a strongly correlated

quantum system. To carry out an accurate calculation of models
of these systems on large

size lattices is a very challenging problem. Thus, the process of figuring
out which of

these models captures correctly the properties of these materials is
very slow.

Exact diagonalization techniques face an exponentially growing size
of the

Hilbert space with system size. This prohibits a convincing approach
to the

thermodyncamic limit. The main bottleneck with stochastic techniques
is that

we are dealing with fermions where the probability applitudes for

any given configuration does not have a well defined sign and thus

cannot be interpreted as probability distributions.

We have developed Monte Carlo techniques to study such systems.

These techniques are similar in spirit to the so-called Green's function

Monte Carlo method for fermions.

Using these techiques, we find that the effects of the strong short
range correlation

bring the electonic system near an electronic phase separation instability
which

is prevented by the long-range part of the Coulomb interaction.

The presense of this long-range interaction as well as the electron
coupling to the

lattice seem to favor formation of stripes.
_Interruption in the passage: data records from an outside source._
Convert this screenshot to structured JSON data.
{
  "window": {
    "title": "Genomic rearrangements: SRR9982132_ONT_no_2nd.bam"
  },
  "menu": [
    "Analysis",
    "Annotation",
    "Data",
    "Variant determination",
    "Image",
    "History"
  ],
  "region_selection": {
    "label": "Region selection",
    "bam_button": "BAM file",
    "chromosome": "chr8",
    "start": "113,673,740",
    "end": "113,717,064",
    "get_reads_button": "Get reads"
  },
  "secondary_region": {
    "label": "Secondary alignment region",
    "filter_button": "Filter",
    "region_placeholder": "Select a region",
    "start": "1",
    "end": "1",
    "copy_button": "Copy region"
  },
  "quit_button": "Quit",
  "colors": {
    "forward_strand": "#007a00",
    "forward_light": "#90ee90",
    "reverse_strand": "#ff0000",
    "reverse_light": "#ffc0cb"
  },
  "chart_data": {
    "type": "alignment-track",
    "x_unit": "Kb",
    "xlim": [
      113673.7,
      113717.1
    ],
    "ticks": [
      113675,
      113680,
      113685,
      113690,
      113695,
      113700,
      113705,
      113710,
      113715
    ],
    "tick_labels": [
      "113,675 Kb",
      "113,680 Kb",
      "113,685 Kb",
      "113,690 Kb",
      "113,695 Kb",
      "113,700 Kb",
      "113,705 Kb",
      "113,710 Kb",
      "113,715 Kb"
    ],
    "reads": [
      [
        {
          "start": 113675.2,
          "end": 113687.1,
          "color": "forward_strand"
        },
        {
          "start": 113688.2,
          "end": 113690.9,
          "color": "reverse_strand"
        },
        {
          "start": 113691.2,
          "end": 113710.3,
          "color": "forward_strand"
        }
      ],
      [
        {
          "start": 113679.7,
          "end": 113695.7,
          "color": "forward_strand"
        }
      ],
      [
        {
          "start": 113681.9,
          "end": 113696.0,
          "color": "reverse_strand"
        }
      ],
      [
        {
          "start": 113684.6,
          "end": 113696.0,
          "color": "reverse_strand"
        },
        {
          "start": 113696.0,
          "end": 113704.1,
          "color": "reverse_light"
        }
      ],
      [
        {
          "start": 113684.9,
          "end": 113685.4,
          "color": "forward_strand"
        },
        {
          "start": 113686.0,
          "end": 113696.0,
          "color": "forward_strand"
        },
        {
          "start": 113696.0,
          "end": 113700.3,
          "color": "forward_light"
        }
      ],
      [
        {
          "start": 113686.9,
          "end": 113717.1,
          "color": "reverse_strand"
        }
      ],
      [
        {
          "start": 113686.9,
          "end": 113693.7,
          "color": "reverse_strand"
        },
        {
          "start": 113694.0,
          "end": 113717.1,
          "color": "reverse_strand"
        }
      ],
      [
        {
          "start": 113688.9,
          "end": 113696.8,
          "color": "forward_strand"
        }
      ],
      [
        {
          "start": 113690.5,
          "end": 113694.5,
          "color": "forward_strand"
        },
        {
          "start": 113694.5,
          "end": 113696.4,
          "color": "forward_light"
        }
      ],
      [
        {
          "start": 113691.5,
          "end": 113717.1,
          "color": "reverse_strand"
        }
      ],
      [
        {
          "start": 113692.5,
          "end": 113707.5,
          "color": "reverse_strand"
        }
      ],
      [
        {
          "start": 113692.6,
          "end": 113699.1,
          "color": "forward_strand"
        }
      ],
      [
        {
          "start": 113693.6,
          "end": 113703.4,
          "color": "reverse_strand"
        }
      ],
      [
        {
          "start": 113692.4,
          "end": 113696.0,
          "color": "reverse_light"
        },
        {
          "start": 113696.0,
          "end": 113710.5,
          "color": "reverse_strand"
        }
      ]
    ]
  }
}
We believe that the experimenally

seen stripes are a manifestation of the tendency of the system for

phase separation which is compromised in the formation of stripes.

There is a series of papers, including comments and replies which

clarify our beliefs.